“Food is everything we are. It’s an extension of nationalist feeling, ethnic feeling, your personal history, your province, your region, your tribe, your grandma. It’s inseparable from those from the get-go.” — Anthony Bourdain


Be a traveller, not a tourist.

However, to find these delectable culinary experiences is not easy. It requires work. Unfortunately, TripAdvisor and Foursquare are not the solutions. “Winging it” for that serendipitous moment doesn’t work either.

What evitably happens is your eyes are glued to your phone, searching for a restaurant to go to, and then hopping from one place to another, deliberating if the place looks good or not while hangry-ness sets in. Combined with our natural risk aversion and FOMO, it becomes a stressful and time-consuming situation. But, why waste that time on holiday?

An overhead shot of two people planning a trip with a map and a laptop on a wooden surfacePhoto by rawpixel / Unsplash

The solution: plan it. This is what foodies do! This is why we have restaurant lists stored in Notes, Excel or Google Maps.

Now, that doesn’t mean planning to the nth degree, scheduling every meal of every day of your holiday (surprisingly, not uncommon). The best places require pre-booking or early morning queuing. At the very least, know which good areas to eat in, put your phone away and just explore. Let your senses guide you. See where the local crowds are. Try new things.

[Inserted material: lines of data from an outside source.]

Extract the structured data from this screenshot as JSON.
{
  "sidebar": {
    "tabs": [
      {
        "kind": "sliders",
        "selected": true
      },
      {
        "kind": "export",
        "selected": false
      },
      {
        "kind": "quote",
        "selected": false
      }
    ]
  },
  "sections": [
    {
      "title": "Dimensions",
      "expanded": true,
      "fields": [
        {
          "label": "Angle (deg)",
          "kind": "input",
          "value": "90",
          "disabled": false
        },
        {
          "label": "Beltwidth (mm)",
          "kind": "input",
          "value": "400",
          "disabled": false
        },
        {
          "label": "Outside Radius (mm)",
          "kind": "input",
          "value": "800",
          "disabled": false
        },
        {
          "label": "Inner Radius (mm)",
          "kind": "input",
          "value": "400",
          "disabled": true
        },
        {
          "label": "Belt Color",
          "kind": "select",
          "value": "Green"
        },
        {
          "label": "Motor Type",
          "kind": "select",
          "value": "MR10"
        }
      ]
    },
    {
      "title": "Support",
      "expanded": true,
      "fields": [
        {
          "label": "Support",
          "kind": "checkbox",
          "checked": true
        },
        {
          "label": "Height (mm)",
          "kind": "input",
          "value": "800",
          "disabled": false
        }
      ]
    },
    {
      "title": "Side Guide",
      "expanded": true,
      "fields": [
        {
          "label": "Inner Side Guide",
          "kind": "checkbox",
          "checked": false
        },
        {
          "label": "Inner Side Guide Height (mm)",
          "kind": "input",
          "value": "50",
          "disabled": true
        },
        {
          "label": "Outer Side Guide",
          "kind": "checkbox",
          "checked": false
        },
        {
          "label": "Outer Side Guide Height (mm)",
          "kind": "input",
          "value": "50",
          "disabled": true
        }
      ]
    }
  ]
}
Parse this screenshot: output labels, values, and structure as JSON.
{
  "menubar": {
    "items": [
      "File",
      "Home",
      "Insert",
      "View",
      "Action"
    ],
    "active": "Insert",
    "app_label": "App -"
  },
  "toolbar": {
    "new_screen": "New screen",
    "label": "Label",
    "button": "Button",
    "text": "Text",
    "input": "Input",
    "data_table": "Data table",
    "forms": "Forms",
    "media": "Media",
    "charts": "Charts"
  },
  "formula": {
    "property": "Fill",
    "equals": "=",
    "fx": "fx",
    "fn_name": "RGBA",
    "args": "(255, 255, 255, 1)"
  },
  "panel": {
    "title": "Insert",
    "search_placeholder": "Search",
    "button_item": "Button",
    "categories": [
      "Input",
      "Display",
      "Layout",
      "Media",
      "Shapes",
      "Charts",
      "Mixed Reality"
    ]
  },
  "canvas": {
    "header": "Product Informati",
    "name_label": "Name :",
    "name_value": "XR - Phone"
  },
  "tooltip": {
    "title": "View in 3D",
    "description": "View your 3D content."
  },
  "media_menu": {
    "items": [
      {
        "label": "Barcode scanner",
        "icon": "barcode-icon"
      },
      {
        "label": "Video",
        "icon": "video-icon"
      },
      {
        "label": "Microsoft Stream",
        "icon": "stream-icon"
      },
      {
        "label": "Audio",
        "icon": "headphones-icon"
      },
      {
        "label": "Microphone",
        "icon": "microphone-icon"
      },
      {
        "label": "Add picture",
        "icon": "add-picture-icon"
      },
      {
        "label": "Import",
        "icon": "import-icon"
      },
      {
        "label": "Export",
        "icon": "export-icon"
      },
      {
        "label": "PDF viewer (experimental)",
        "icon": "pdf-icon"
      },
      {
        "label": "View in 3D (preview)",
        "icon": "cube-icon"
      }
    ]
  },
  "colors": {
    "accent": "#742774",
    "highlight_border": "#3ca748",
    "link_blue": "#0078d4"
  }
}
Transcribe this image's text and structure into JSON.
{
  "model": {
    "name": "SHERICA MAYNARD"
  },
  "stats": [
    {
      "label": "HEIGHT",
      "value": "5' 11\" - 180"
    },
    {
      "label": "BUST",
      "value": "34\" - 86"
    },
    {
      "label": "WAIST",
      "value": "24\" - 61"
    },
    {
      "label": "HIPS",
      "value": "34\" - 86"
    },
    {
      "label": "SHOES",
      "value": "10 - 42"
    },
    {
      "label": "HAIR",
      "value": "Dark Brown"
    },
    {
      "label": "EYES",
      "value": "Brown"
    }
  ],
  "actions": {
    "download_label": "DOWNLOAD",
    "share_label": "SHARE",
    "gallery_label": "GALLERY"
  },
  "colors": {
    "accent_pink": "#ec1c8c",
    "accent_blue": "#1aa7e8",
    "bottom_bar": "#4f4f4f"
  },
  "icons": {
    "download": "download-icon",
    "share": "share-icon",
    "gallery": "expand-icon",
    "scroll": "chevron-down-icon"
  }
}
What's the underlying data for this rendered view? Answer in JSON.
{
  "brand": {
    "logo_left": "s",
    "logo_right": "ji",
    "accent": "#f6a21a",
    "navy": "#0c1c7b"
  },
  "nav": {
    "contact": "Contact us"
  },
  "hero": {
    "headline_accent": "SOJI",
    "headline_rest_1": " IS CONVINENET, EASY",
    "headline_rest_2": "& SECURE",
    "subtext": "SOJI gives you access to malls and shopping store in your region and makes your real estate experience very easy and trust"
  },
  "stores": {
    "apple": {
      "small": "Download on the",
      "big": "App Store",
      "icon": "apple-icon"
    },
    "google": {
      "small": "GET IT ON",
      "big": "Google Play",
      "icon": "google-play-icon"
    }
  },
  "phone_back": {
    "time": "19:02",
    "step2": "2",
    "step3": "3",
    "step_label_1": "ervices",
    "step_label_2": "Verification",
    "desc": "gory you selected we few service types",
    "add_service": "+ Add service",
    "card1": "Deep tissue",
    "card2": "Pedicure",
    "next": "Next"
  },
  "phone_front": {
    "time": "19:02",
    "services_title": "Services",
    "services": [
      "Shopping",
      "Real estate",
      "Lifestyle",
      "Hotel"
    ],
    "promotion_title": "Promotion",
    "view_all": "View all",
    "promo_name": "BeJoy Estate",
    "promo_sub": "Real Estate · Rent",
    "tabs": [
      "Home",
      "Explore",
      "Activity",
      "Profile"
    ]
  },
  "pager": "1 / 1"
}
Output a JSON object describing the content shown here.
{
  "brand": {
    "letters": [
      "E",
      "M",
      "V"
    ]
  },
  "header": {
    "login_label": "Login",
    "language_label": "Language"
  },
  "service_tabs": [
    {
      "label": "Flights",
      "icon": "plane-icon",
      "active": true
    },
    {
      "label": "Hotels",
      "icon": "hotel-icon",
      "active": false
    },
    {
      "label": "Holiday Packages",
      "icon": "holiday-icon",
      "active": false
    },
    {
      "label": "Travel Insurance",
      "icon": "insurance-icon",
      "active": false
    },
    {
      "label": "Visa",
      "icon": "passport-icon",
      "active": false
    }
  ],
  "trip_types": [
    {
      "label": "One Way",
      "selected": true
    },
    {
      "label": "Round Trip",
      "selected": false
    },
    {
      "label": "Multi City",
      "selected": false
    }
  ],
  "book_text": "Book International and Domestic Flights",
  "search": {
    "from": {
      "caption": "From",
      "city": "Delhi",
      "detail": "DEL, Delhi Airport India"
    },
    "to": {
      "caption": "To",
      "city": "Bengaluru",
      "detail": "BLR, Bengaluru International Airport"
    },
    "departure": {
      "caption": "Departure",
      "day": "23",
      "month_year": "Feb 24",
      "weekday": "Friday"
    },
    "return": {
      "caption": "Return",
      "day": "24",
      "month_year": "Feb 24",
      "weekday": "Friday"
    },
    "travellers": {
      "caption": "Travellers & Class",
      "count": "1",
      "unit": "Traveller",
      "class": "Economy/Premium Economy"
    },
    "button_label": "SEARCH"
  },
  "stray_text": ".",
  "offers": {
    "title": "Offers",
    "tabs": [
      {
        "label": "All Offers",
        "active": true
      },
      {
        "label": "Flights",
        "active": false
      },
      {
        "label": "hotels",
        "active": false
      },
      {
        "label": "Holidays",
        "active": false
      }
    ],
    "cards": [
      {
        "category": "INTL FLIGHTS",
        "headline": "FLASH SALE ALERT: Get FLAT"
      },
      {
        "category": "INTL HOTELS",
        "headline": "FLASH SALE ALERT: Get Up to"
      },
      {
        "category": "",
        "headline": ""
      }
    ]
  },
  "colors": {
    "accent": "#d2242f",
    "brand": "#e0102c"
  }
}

A little planning goes a long way, and it doesn’t have to be painful. Fortunately, a lot of people have done the work for us. We are inundated with mouth-watering content. We just need a little help sieving through it all, navigating the options, tailor it to ourselves and empower us to explore the World through food. And that’s what Nome is for.

Show Comments